Thursday, 6 September 2012

Childhood's End

Karellen has stepped out of the European Central Bank, the mother ship and, despite the webbed wings, cloven hooves, tail and horns,  his analysis of, and actions in, the eurozone have been accepted.  (Italian spread is now below 380.)

Article 18 of the founding treaty of the European Central Bank permits the purchase of the bonds of sovereign states;  such purchases will be unlimited, at the discretion of the ECB; the ECB will require the application of fiscal constraint in states seeking bond purchases; and any back-sliding on state undertakings will lead to no more bond purchases.  What happens then was not spelled-out but, as Karellen remarked:

Even before the Overlords came to Earth, the sovereign state was dying.
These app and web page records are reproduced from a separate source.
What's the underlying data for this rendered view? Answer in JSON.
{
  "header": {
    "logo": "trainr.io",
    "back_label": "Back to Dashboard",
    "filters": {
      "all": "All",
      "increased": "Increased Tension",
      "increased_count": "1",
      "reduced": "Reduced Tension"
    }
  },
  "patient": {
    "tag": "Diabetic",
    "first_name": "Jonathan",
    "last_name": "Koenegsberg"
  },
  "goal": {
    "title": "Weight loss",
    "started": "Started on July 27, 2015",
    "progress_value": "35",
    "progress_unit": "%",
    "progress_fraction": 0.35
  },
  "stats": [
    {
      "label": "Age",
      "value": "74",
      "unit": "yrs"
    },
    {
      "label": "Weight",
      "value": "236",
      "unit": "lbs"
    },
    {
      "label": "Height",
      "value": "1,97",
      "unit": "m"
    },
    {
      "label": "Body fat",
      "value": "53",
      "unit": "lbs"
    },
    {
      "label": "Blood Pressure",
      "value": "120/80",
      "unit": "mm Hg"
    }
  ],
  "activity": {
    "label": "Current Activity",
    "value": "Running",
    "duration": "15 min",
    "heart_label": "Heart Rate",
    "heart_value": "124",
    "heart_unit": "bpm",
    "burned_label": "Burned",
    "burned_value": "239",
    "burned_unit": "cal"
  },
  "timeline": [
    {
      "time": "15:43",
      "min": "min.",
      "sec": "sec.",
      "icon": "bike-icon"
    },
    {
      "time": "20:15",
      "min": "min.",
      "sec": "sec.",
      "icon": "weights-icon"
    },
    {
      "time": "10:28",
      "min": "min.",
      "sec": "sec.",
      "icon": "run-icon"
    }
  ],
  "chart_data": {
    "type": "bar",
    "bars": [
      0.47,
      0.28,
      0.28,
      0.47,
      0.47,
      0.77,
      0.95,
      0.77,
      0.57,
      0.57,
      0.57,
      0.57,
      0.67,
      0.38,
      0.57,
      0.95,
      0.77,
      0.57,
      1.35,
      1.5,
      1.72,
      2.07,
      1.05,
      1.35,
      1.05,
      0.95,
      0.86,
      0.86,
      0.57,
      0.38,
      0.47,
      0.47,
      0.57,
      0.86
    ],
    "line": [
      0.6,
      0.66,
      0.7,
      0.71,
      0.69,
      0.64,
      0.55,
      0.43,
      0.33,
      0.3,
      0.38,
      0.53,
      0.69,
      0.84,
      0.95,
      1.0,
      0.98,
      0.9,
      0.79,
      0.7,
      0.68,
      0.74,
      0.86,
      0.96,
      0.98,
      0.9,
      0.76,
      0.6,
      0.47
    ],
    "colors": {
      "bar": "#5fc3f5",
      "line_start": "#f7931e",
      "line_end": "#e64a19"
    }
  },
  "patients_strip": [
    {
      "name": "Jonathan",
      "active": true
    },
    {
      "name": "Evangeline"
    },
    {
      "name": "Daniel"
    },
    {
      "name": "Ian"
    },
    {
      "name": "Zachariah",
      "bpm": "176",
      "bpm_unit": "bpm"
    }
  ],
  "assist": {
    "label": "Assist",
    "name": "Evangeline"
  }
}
They have merely hastened its end: no one can save it now--and no one should try.

In order to restore confidence, policymakers in the euro area need to push ahead with great determination with fiscal consolidation, structural reforms to enhance competitiveness and European institution building. 

Earthly, global institutions such as the IMF are more than welcome to join the ECB in its guidance of sovereign, member-states of the eurozone.

In the meanwhile growth will be slow to non-existent, inflation rising but contained.  It is up to the earthly [ie member-states, ed.]  powers to adjust their economies, and economic and financial institutions  to avoid the need for, or meet the requirements for, a bailout.


Nomad said...

These people are either living in Fairyland or working to a period of a few hundred years for all this eurodebt to be repaid. Still, the can gets kicked a bit further down the road.

In today's post I received from my UK bank the 'annual summary of charges, refunds and interest' - a document I have never previously received, so it must be something new. The charges and and refunds columns show a zero, which is comforting, but the 'average credit balance' column shows a useful 5-figure sum with the notation "This is the average amount which we would apply credit interest to......if applicable" [which of course, it isn't].

Thank goodness we didn't join the Euro. What would I have done with all that interest I have been robbed of over the past 12 months??

Michel d'Anjou said...

Today's announcement by the ECB is worrying. Yes they are the custodian of the Euro- in the absence of a State to own it. But buying debt of poor quality with the otherwise criminal objective of creating a false market in securities takes us to a new level of dishonour. We now have the politicians putting their goals ahead of their obligations to taxpayers on the one hand and the independent central bank creating a false market on the other. Next must come capital controls and exchange controls for someone must be compelled to support the illusion that default on a grand scale can be avoided. In any event pushing down yields needed to support growing liabilities (in the private sector particularly) cannot be seen as growth enhancing; nor can sterilising the newly acquired toxic waste be achieved without reducing bank lending. Our European Masters have kicked the can yet further down the street. The only way the debt problem is now going to be solved is massive inflation and an entire generation simply wiped out. Europeans are going to pay a great price for not very much in return.

hatfield girl said...

The UK doesn't use the euro currency but it's bound by quite a lot of the regulation and institutional requirements of the EU's currency, isn't it Nomad?

The ECB has just revealed that it too can behave like the Bank of England behaves, or the behaviour in the US, and it's going to should it choose.

The whole lot of them are now at 'a new level of dishonour' as M d'A notes. Worse, there is some argument now that the ECB has 'come out' that there is a convergence between the UK and the eurozone.

I still want to know what Ken Clarke is doing as an economic minister without portfolio, a free-ranging, infinitely experienced minister loose inside government.